When Scott Howe took over as chief executive of Acxiom Corp. in 2011, the company only had three patents to show for its four decades in existence.
So, Howe pushed for the creation of an Intellectual Property Initiative to fill that void, and on Wednesday, the Conway company announced the first fruits of the program -- five new patents.
"Virtually every technology company has a similar program and I was surprised that Acxiom hadn't prioritized innovation and intellectual property over the past 20 years," Howe said.
"But as my grandpa used to preach, 'While the best time to plant a garden was 20 years ago, the next best alternative is now.'"
The five patents awarded over the past seven months are the finish line of the traditional three-to-four-year process, said Charlie Zinsmeyer, director of intellectual property, who has been in charge of the initiative for more than four years.
All the innovations contribute to Acxiom's core business as a data broker and distributor, helping marketers advertise and target potential customers through digital marketing technology and data management and collection services.
"One in particular, for example, helps us to take people or institutions that have been working in the offline space and connect them to the online world through their classically offline marketing programs," Zinsmeyer said. "Another involves automatic matching of equivalent words across languages to improve accuracy and recognition."
"Our inventions, to one degree or another, help make the computers that they run on more efficient," Zinsmeyer said.
"So we might not need as much computing horsepower, hard drive space, or communications bandwidth," Zinsmeyer said. "It is an improvement and an invention that is not purely software, but it is software plus machine, plus methodology."
The initiative aims to encourage ideas from across the company and provides monetary incentives as inventors move through time-consuming, cumbersome steps in the patent-approval process.
"As I tell inventors, getting a patent is a marathon; it's not a sprint," said Zinsmeyer. "It takes a long time, it's expensive and it's a lot of work."
The program has set five major milestones of monetary awards and recognition to inventors, capping out at $20,000 once a patent is awarded.
As the leader of the program, Zinsmeyer, an engineer and patent holder himself, evaluates an initial pool of ideas from Acxiom employees. He said he's had about 150 ideas submitted in various forms and over 40 remain in the pending process.
As with other companies, he explained, the patent earned is owned by Acxiom Corp., but the inventor's name will always remain registered.
Howe said Acxiom has been trying to "accelerate our investments in new features and capabilities. To protect that investment from those who might try to cheaply imitate what we've done, we've also invested in defending our intellectual property through patents."
"We spend millions of dollars a year in investing in new technology and new innovations, and we feel like we have a fiduciary responsibility to our shareholders to protect those investments," said Zinsmeyer. "We're in the business of making money and serving our clients.

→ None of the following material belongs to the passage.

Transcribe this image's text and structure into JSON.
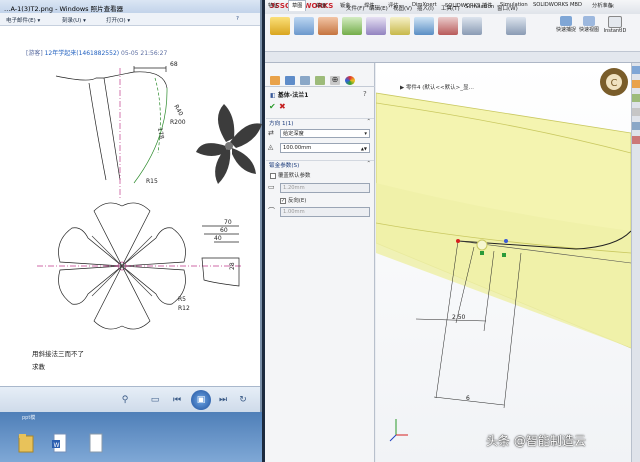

We spend this money to create these things, we'd like to protect them."
Business on 06/22/2017